PROVIDED DATA =>
********************

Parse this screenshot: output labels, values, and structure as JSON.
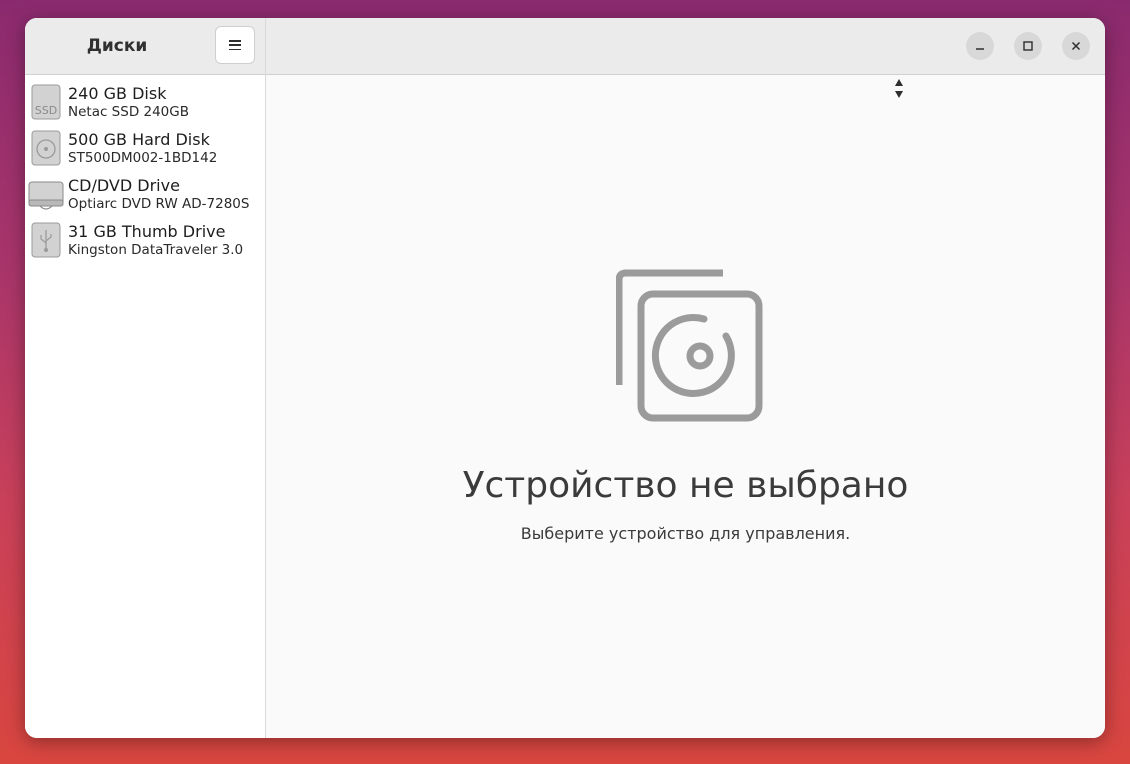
{
  "sidebar": {
    "title": "Диски",
    "menu_icon": "hamburger-menu-icon",
    "devices": [
      {
        "name": "240 GB Disk",
        "model": "Netac SSD 240GB",
        "icon": "ssd-icon",
        "icon_label": "SSD"
      },
      {
        "name": "500 GB Hard Disk",
        "model": "ST500DM002-1BD142",
        "icon": "hard-disk-icon"
      },
      {
        "name": "CD/DVD Drive",
        "model": "Optiarc DVD RW AD-7280S",
        "icon": "optical-drive-icon"
      },
      {
        "name": "31 GB Thumb Drive",
        "model": "Kingston DataTraveler 3.0",
        "icon": "usb-drive-icon"
      }
    ]
  },
  "window_controls": {
    "minimize_icon": "minimize-icon",
    "maximize_icon": "maximize-icon",
    "close_icon": "close-icon"
  },
  "main": {
    "empty_state": {
      "title": "Устройство не выбрано",
      "subtitle": "Выберите устройство для управления.",
      "icon": "disks-app-icon"
    }
  }
}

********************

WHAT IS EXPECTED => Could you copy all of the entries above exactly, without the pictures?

EXERCISE OUTPUT =>
Parse this screenshot: output labels, values, and structure as JSON.
{
  "sidebar": {
    "title": "Диски",
    "menu_icon": "hamburger-menu-icon",
    "devices": [
      {
        "name": "240 GB Disk",
        "model": "Netac SSD 240GB",
        "icon": "ssd-icon",
        "icon_label": "SSD"
      },
      {
        "name": "500 GB Hard Disk",
        "model": "ST500DM002-1BD142",
        "icon": "hard-disk-icon"
      },
      {
        "name": "CD/DVD Drive",
        "model": "Optiarc DVD RW AD-7280S",
        "icon": "optical-drive-icon"
      },
      {
        "name": "31 GB Thumb Drive",
        "model": "Kingston DataTraveler 3.0",
        "icon": "usb-drive-icon"
      }
    ]
  },
  "window_controls": {
    "minimize_icon": "minimize-icon",
    "maximize_icon": "maximize-icon",
    "close_icon": "close-icon"
  },
  "main": {
    "empty_state": {
      "title": "Устройство не выбрано",
      "subtitle": "Выберите устройство для управления.",
      "icon": "disks-app-icon"
    }
  }
}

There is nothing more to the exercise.